The task: Reproduce all the entries beneath this sentence exactly.

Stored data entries
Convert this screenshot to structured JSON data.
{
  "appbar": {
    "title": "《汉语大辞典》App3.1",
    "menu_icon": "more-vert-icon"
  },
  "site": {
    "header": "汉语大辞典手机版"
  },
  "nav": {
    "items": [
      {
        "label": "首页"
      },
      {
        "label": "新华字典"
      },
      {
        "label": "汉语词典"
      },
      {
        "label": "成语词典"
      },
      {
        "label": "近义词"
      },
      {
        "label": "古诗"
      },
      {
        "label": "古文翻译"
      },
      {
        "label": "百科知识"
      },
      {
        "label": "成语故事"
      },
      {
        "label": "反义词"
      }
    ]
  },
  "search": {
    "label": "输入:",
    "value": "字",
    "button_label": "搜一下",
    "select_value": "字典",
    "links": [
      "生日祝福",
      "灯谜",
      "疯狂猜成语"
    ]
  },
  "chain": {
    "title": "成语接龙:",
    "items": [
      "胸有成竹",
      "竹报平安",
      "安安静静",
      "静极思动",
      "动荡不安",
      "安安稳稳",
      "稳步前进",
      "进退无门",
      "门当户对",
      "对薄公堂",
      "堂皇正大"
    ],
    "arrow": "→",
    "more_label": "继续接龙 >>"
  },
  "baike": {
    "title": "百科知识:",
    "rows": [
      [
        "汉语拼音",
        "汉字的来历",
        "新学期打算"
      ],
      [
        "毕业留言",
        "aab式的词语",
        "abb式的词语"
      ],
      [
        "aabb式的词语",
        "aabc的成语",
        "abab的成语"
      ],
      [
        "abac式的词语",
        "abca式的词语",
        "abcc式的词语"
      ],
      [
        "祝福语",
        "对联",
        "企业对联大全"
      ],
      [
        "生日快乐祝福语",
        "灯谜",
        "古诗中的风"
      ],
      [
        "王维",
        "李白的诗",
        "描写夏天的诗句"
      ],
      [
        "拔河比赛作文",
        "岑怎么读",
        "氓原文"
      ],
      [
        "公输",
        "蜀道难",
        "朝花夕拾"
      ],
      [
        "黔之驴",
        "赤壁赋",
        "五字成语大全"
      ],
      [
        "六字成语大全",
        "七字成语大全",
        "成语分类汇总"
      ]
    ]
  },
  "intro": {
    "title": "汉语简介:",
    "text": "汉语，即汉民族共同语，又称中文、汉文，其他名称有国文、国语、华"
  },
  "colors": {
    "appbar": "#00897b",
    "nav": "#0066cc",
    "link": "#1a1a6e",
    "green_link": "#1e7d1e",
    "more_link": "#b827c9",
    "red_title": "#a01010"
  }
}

Output:
Convert this screenshot to structured JSON data.
{
  "appbar": {
    "title": "《汉语大辞典》App3.1",
    "menu_icon": "more-vert-icon"
  },
  "site": {
    "header": "汉语大辞典手机版"
  },
  "nav": {
    "items": [
      {
        "label": "首页"
      },
      {
        "label": "新华字典"
      },
      {
        "label": "汉语词典"
      },
      {
        "label": "成语词典"
      },
      {
        "label": "近义词"
      },
      {
        "label": "古诗"
      },
      {
        "label": "古文翻译"
      },
      {
        "label": "百科知识"
      },
      {
        "label": "成语故事"
      },
      {
        "label": "反义词"
      }
    ]
  },
  "search": {
    "label": "输入:",
    "value": "字",
    "button_label": "搜一下",
    "select_value": "字典",
    "links": [
      "生日祝福",
      "灯谜",
      "疯狂猜成语"
    ]
  },
  "chain": {
    "title": "成语接龙:",
    "items": [
      "胸有成竹",
      "竹报平安",
      "安安静静",
      "静极思动",
      "动荡不安",
      "安安稳稳",
      "稳步前进",
      "进退无门",
      "门当户对",
      "对薄公堂",
      "堂皇正大"
    ],
    "arrow": "→",
    "more_label": "继续接龙 >>"
  },
  "baike": {
    "title": "百科知识:",
    "rows": [
      [
        "汉语拼音",
        "汉字的来历",
        "新学期打算"
      ],
      [
        "毕业留言",
        "aab式的词语",
        "abb式的词语"
      ],
      [
        "aabb式的词语",
        "aabc的成语",
        "abab的成语"
      ],
      [
        "abac式的词语",
        "abca式的词语",
        "abcc式的词语"
      ],
      [
        "祝福语",
        "对联",
        "企业对联大全"
      ],
      [
        "生日快乐祝福语",
        "灯谜",
        "古诗中的风"
      ],
      [
        "王维",
        "李白的诗",
        "描写夏天的诗句"
      ],
      [
        "拔河比赛作文",
        "岑怎么读",
        "氓原文"
      ],
      [
        "公输",
        "蜀道难",
        "朝花夕拾"
      ],
      [
        "黔之驴",
        "赤壁赋",
        "五字成语大全"
      ],
      [
        "六字成语大全",
        "七字成语大全",
        "成语分类汇总"
      ]
    ]
  },
  "intro": {
    "title": "汉语简介:",
    "text": "汉语，即汉民族共同语，又称中文、汉文，其他名称有国文、国语、华"
  },
  "colors": {
    "appbar": "#00897b",
    "nav": "#0066cc",
    "link": "#1a1a6e",
    "green_link": "#1e7d1e",
    "more_link": "#b827c9",
    "red_title": "#a01010"
  }
}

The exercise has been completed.